**Task statement**:
Filter the entries for the string "this". Copy each line that has it.

Excerpts from an interface dataset
-- Opening Marker --

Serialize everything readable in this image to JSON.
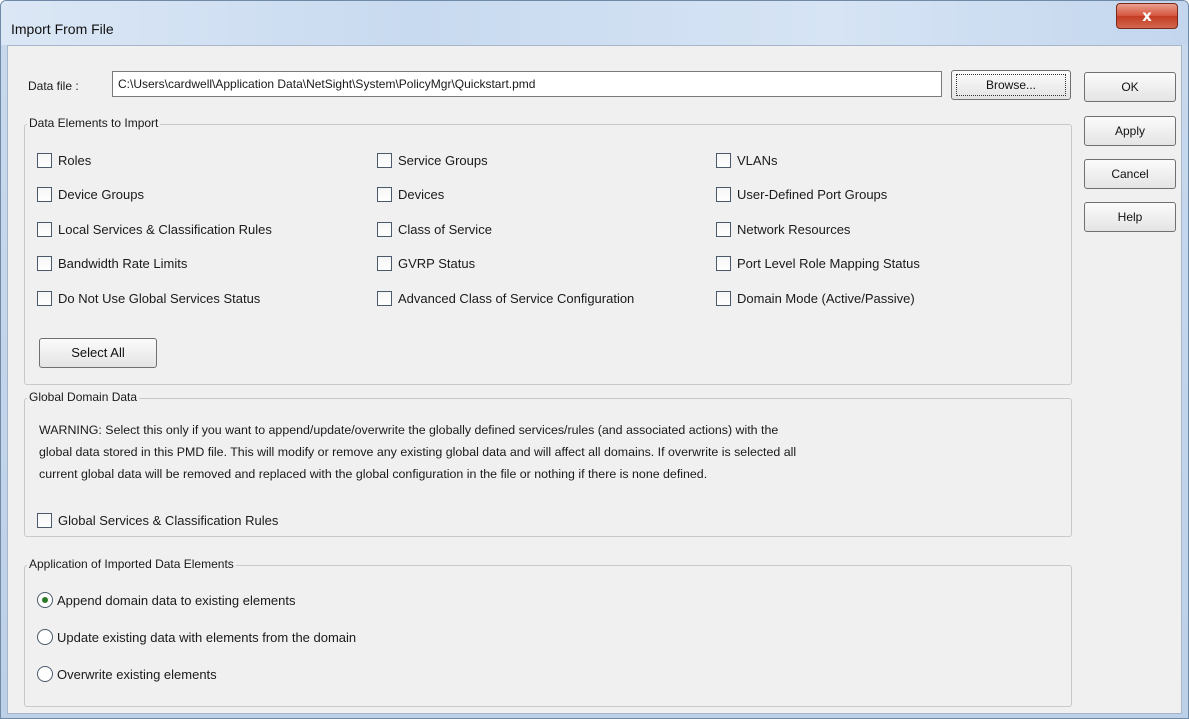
{
  "window": {
    "title": "Import From File",
    "close_label": "x"
  },
  "datafile": {
    "label": "Data file :",
    "value": "C:\\Users\\cardwell\\Application Data\\NetSight\\System\\PolicyMgr\\Quickstart.pmd",
    "browse_label": "Browse..."
  },
  "actions": {
    "ok": "OK",
    "apply": "Apply",
    "cancel": "Cancel",
    "help": "Help"
  },
  "elements_group": {
    "title": "Data Elements to Import",
    "items": [
      {
        "label": "Roles",
        "checked": false
      },
      {
        "label": "Service Groups",
        "checked": false
      },
      {
        "label": "VLANs",
        "checked": false
      },
      {
        "label": "Device Groups",
        "checked": false
      },
      {
        "label": "Devices",
        "checked": false
      },
      {
        "label": "User-Defined Port Groups",
        "checked": false
      },
      {
        "label": "Local Services & Classification Rules",
        "checked": false
      },
      {
        "label": "Class of Service",
        "checked": false
      },
      {
        "label": "Network Resources",
        "checked": false
      },
      {
        "label": "Bandwidth Rate Limits",
        "checked": false
      },
      {
        "label": "GVRP Status",
        "checked": false
      },
      {
        "label": "Port Level Role Mapping Status",
        "checked": false
      },
      {
        "label": "Do Not Use Global Services Status",
        "checked": false
      },
      {
        "label": "Advanced Class of Service Configuration",
        "checked": false
      },
      {
        "label": "Domain Mode (Active/Passive)",
        "checked": false
      }
    ],
    "select_all_label": "Select All"
  },
  "global_group": {
    "title": "Global Domain Data",
    "warning_lines": [
      "WARNING: Select this only if you want to append/update/overwrite the globally defined services/rules (and associated actions) with the",
      "global data stored in this PMD file. This will modify or remove any existing global data and will affect all domains.  If overwrite is selected all",
      "current global data will be removed and replaced with the global configuration in the file or nothing if there is none defined."
    ],
    "checkbox_label": "Global Services & Classification Rules",
    "checked": false
  },
  "application_group": {
    "title": "Application of Imported Data Elements",
    "options": [
      {
        "label": "Append domain data to existing elements",
        "selected": true
      },
      {
        "label": "Update existing data with elements from the domain",
        "selected": false
      },
      {
        "label": "Overwrite existing elements",
        "selected": false
      }
    ]
  }
}
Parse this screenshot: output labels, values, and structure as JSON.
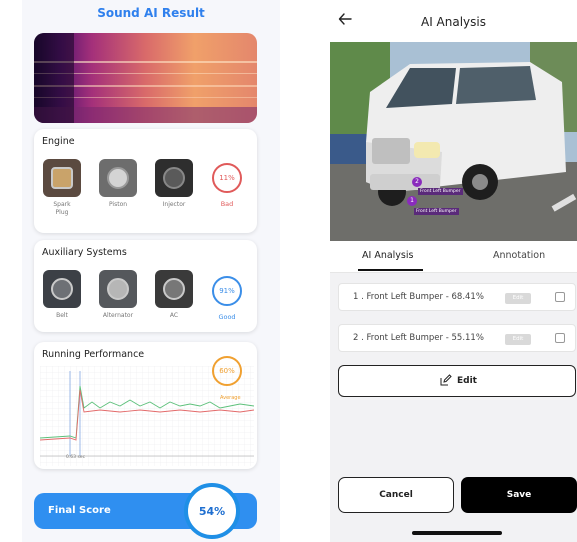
{
  "left": {
    "title": "Sound AI Result",
    "engine": {
      "title": "Engine",
      "items": [
        {
          "label": "Spark\nPlug"
        },
        {
          "label": "Piston"
        },
        {
          "label": "Injector"
        }
      ],
      "score": "11%",
      "status": "Bad"
    },
    "auxiliary": {
      "title": "Auxiliary Systems",
      "items": [
        {
          "label": "Belt"
        },
        {
          "label": "Alternator"
        },
        {
          "label": "AC"
        }
      ],
      "score": "91%",
      "status": "Good"
    },
    "performance": {
      "title": "Running Performance",
      "score": "60%",
      "legend": "Average",
      "axis_label": "0.63 sec"
    },
    "final": {
      "label": "Final Score",
      "score": "54%"
    },
    "colors": {
      "accent": "#2f80ed",
      "bad": "#e05a5a",
      "good": "#3b8ee8",
      "perf": "#f0a030"
    }
  },
  "right": {
    "title": "AI Analysis",
    "back_icon": "back-arrow-icon",
    "markers": [
      {
        "num": "2",
        "label": "Front Left Bumper"
      },
      {
        "num": "1",
        "label": "Front Left Bumper"
      }
    ],
    "tabs": [
      {
        "label": "AI Analysis",
        "active": true
      },
      {
        "label": "Annotation",
        "active": false
      }
    ],
    "results": [
      {
        "text": "1 . Front Left Bumper - 68.41%",
        "tag": "Edit",
        "checked": false
      },
      {
        "text": "2 . Front Left Bumper - 55.11%",
        "tag": "Edit",
        "checked": false
      }
    ],
    "edit_label": "Edit",
    "cancel_label": "Cancel",
    "save_label": "Save"
  }
}
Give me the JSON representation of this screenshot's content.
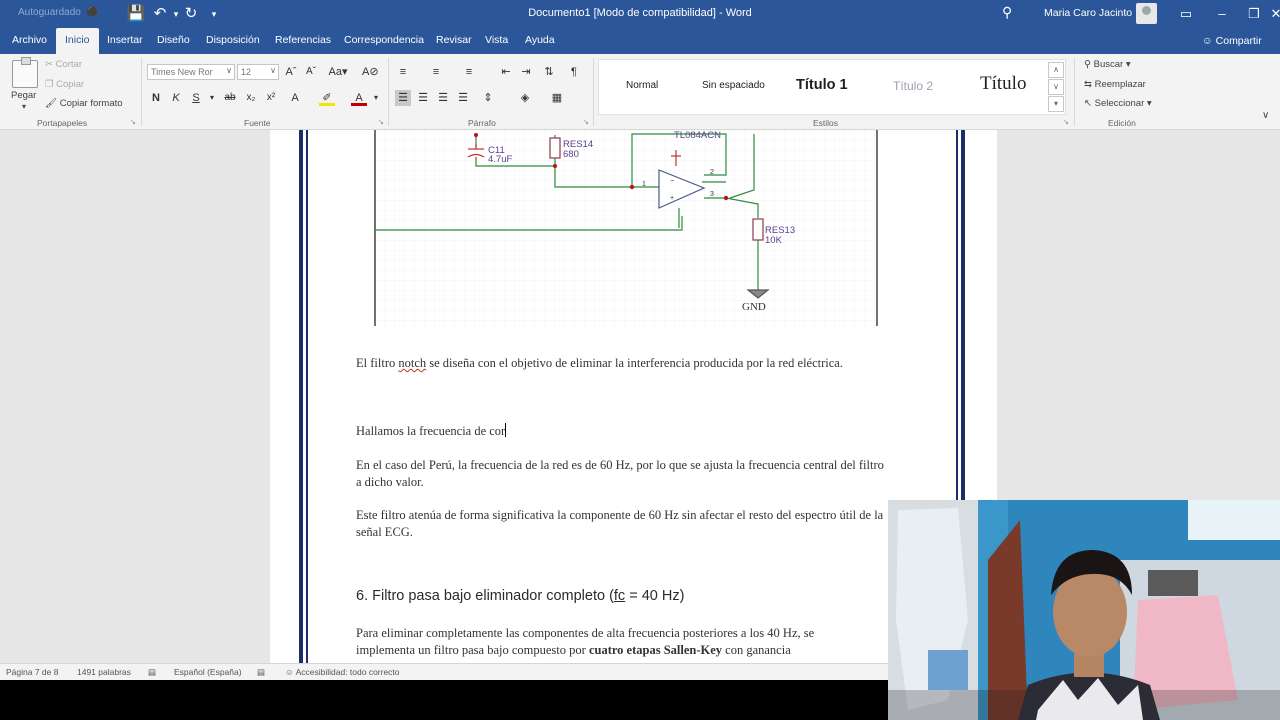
{
  "titlebar": {
    "autosave": "Autoguardado",
    "autosave_state": "⚫",
    "title": "Documento1 [Modo de compatibilidad] - Word",
    "user": "Maria Caro Jacinto"
  },
  "tabs": [
    "Archivo",
    "Inicio",
    "Insertar",
    "Diseño",
    "Disposición",
    "Referencias",
    "Correspondencia",
    "Revisar",
    "Vista",
    "Ayuda"
  ],
  "share_label": "Compartir",
  "clipboard": {
    "paste": "Pegar",
    "cut": "Cortar",
    "copy": "Copiar",
    "format_painter": "Copiar formato",
    "group": "Portapapeles"
  },
  "font": {
    "name": "Times New Ror",
    "size": "12",
    "group": "Fuente"
  },
  "paragraph": {
    "group": "Párrafo"
  },
  "styles": {
    "items": [
      "Normal",
      "Sin espaciado",
      "Título 1",
      "Título 2",
      "Título"
    ],
    "group": "Estilos"
  },
  "editing": {
    "find": "Buscar",
    "replace": "Reemplazar",
    "select": "Seleccionar",
    "group": "Edición"
  },
  "schematic": {
    "cap_name": "C11",
    "cap_value": "4.7uF",
    "res14_name": "RES14",
    "res14_value": "680",
    "opamp": "TL084ACN",
    "res13_name": "RES13",
    "res13_value": "10K",
    "gnd": "GND",
    "pin1": "1",
    "pin2": "2",
    "pin3": "3"
  },
  "document": {
    "p1_before": "El filtro ",
    "p1_misspelled": "notch",
    "p1_after": " se diseña con el objetivo de eliminar la interferencia producida por la red eléctrica.",
    "p2": "Hallamos la frecuencia de cor",
    "p3": "En el caso del Perú, la frecuencia de la red es de 60 Hz, por lo que se ajusta la frecuencia central del filtro a dicho valor.",
    "p4": "Este filtro atenúa de forma significativa la componente de 60 Hz sin afectar el resto del espectro útil de la señal ECG.",
    "heading_before": "6. Filtro pasa bajo eliminador completo (",
    "heading_fc": "fc",
    "heading_after": " = 40 Hz)",
    "p5_line1": "Para eliminar completamente las componentes de alta frecuencia posteriores a los 40 Hz, se",
    "p5_line2_a": "implementa un filtro pasa bajo compuesto por ",
    "p5_line2_bold": "cuatro etapas Sallen-Key",
    "p5_line2_b": " con ganancia"
  },
  "statusbar": {
    "page": "Página 7 de 8",
    "words": "1491 palabras",
    "language": "Español (España)",
    "accessibility": "Accesibilidad: todo correcto"
  },
  "colors": {
    "word_blue": "#2b579a",
    "ribbon_bg": "#f3f3f3",
    "page_border": "#1e2c6a",
    "schematic_wire": "#2e8b3a",
    "component_red": "#c0303a",
    "schematic_label": "#5a3f8a"
  }
}
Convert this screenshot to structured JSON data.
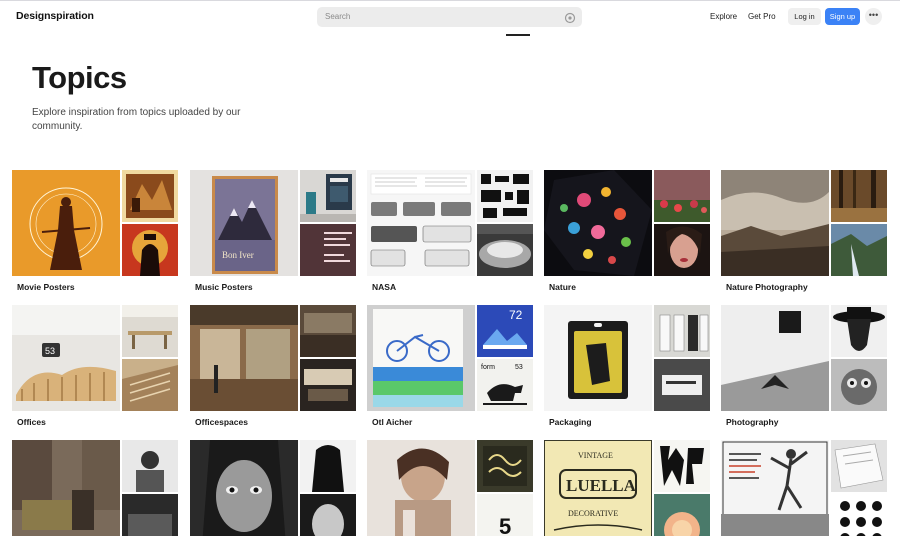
{
  "header": {
    "logo": "Designspiration",
    "search_placeholder": "Search",
    "nav_explore": "Explore",
    "nav_get_pro": "Get Pro",
    "login_label": "Log in",
    "signup_label": "Sign up",
    "more_label": "•••"
  },
  "page": {
    "title": "Topics",
    "description": "Explore inspiration from topics uploaded by our community."
  },
  "topics": [
    {
      "label": "Movie Posters"
    },
    {
      "label": "Music Posters"
    },
    {
      "label": "NASA"
    },
    {
      "label": "Nature"
    },
    {
      "label": "Nature Photography"
    },
    {
      "label": "Offices"
    },
    {
      "label": "Officespaces"
    },
    {
      "label": "Otl Aicher"
    },
    {
      "label": "Packaging"
    },
    {
      "label": "Photography"
    },
    {
      "label": ""
    },
    {
      "label": ""
    },
    {
      "label": ""
    },
    {
      "label": ""
    },
    {
      "label": ""
    }
  ],
  "thumb_text": {
    "bon_iver": "Bon Iver",
    "vintage": "VINTAGE",
    "luella": "LUELLA",
    "decorative": "DECORATIVE",
    "form": "form",
    "form_num": "53",
    "otl_num": "72",
    "five": "5",
    "office_num": "53"
  },
  "colors": {
    "accent": "#3b82f6",
    "search_bg": "#ececec",
    "movie_orange": "#e99a2a"
  }
}
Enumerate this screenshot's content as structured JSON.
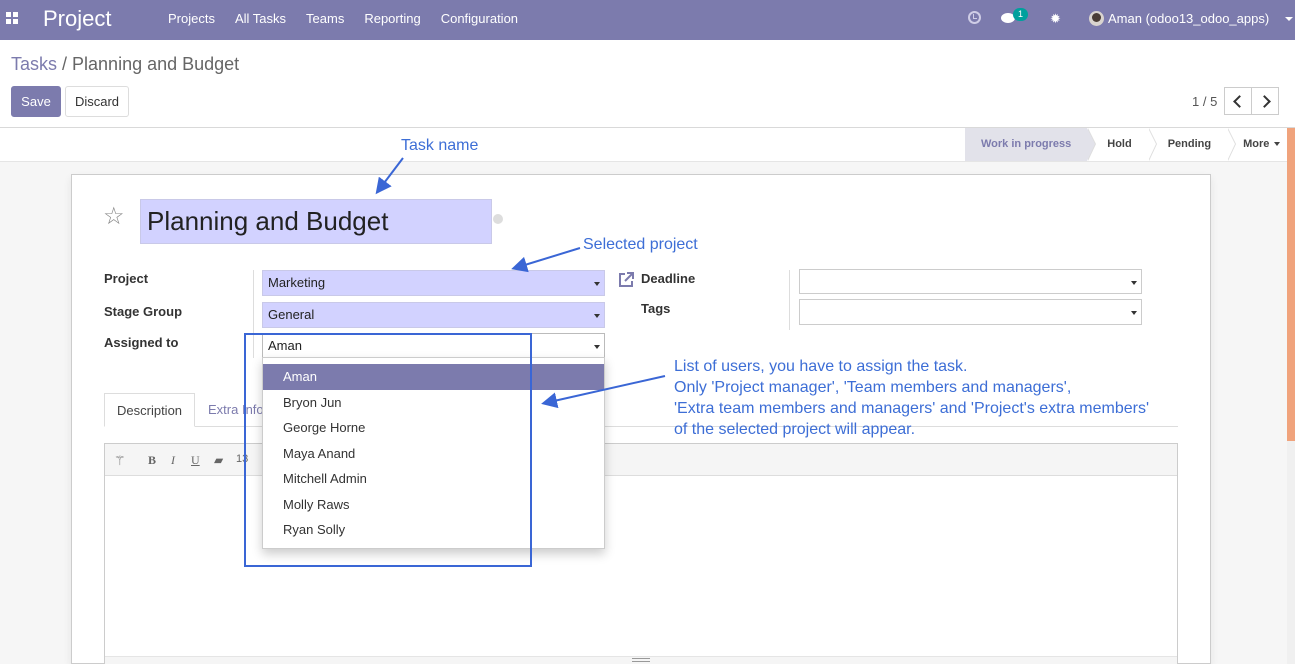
{
  "navbar": {
    "brand": "Project",
    "menu": [
      "Projects",
      "All Tasks",
      "Teams",
      "Reporting",
      "Configuration"
    ],
    "messages_count": "1",
    "user": "Aman (odoo13_odoo_apps)"
  },
  "breadcrumb": {
    "parent": "Tasks",
    "separator": " / ",
    "current": "Planning and Budget"
  },
  "buttons": {
    "save": "Save",
    "discard": "Discard"
  },
  "pager": {
    "value": "1 / 5"
  },
  "stages": [
    "Work in progress",
    "Hold",
    "Pending"
  ],
  "stage_more": "More",
  "form": {
    "task_name": "Planning and Budget",
    "labels": {
      "project": "Project",
      "stage_group": "Stage Group",
      "assigned_to": "Assigned to",
      "deadline": "Deadline",
      "tags": "Tags"
    },
    "values": {
      "project": "Marketing",
      "stage_group": "General",
      "assigned_to": "Aman",
      "deadline": "",
      "tags": ""
    }
  },
  "tabs": [
    "Description",
    "Extra Info"
  ],
  "editor_toolbar": {
    "font_size": "13"
  },
  "dropdown": {
    "items": [
      "Aman",
      "Bryon Jun",
      "George Horne",
      "Maya Anand",
      "Mitchell Admin",
      "Molly Raws",
      "Ryan Solly"
    ],
    "selected": "Aman"
  },
  "annotations": {
    "task_name": "Task name",
    "selected_project": "Selected project",
    "users_list": [
      "List of users, you have to assign the task.",
      "Only 'Project manager', 'Team members and managers',",
      "'Extra team members and managers' and 'Project's extra members'",
      "of the selected project will appear."
    ]
  },
  "colors": {
    "brand": "#7c7bad",
    "required_field": "#d2d2ff",
    "annotation": "#3d6ed6",
    "badge": "#00a09d"
  }
}
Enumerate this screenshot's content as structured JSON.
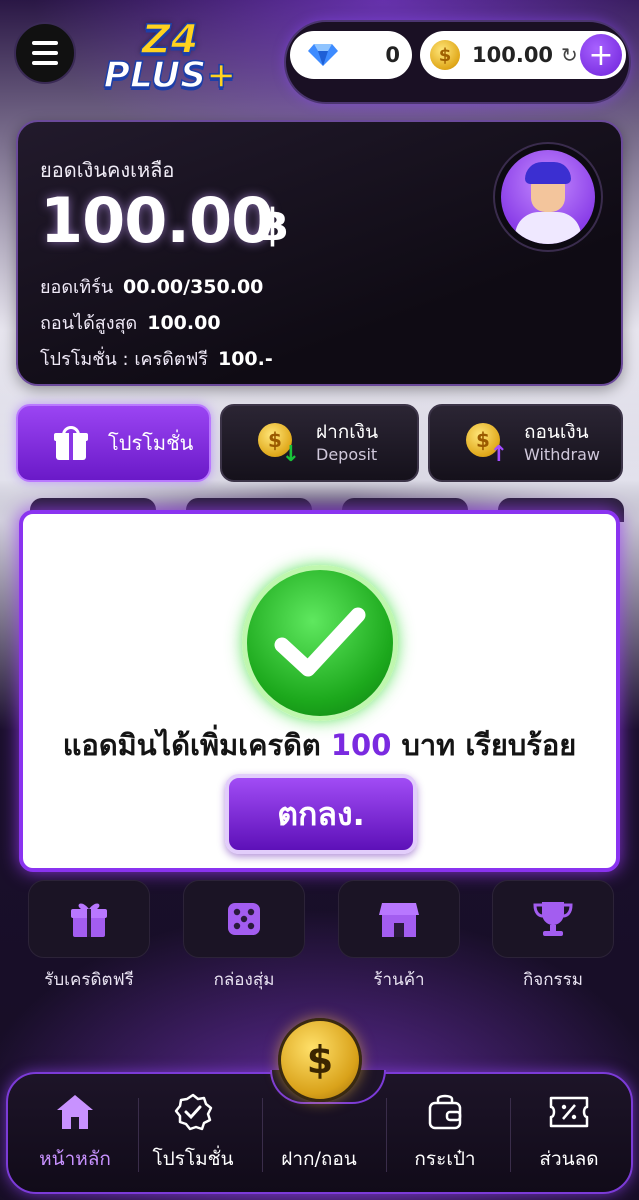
{
  "header": {
    "logo_line1": "Z4",
    "logo_line2": "PLUS",
    "logo_plus": "+",
    "gem_count": "0",
    "coin_balance": "100.00",
    "colors": {
      "accent": "#8a33f0",
      "gold": "#e0a81a",
      "success": "#1ca81c"
    }
  },
  "balance_card": {
    "label": "ยอดเงินคงเหลือ",
    "amount": "100.00",
    "currency": "฿",
    "turnover_label": "ยอดเทิร์น",
    "turnover_value": "00.00/350.00",
    "max_withdraw_label": "ถอนได้สูงสุด",
    "max_withdraw_value": "100.00",
    "promotion_label": "โปรโมชั่น : เครดิตฟรี",
    "promotion_value": "100.-"
  },
  "actions": {
    "promo_label": "โปรโมชั่น",
    "deposit_th": "ฝากเงิน",
    "deposit_en": "Deposit",
    "withdraw_th": "ถอนเงิน",
    "withdraw_en": "Withdraw"
  },
  "modal": {
    "message_before": "แอดมินได้เพิ่มเครดิต ",
    "message_amount": "100",
    "message_after": " บาท เรียบร้อย",
    "ok_label": "ตกลง."
  },
  "quick_menu": [
    {
      "label": "รับเครดิตฟรี",
      "icon": "gift-icon"
    },
    {
      "label": "กล่องสุ่ม",
      "icon": "dice-icon"
    },
    {
      "label": "ร้านค้า",
      "icon": "shop-icon"
    },
    {
      "label": "กิจกรรม",
      "icon": "trophy-icon"
    }
  ],
  "bottom_nav": [
    {
      "label": "หน้าหลัก",
      "icon": "home-icon",
      "active": true
    },
    {
      "label": "โปรโมชั่น",
      "icon": "badge-check-icon"
    },
    {
      "label": "ฝาก/ถอน",
      "icon": "coin-exchange-icon"
    },
    {
      "label": "กระเป๋า",
      "icon": "wallet-icon"
    },
    {
      "label": "ส่วนลด",
      "icon": "discount-ticket-icon"
    }
  ]
}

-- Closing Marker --

**Result of the exercise**:
Serialize everything readable in this image to JSON.
      "WARNING: Select this only if you want to append/update/overwrite the globally defined services/rules (and associated actions) with the",
      "global data stored in this PMD file. This will modify or remove any existing global data and will affect all domains.  If overwrite is selected all",
Parse this screenshot: output labels, values, and structure as JSON.
Give me the JSON representation of this screenshot's content.
Convert this screenshot to structured JSON data.
Enumerate this screenshot's content as structured JSON.
Enumerate this screenshot's content as structured JSON.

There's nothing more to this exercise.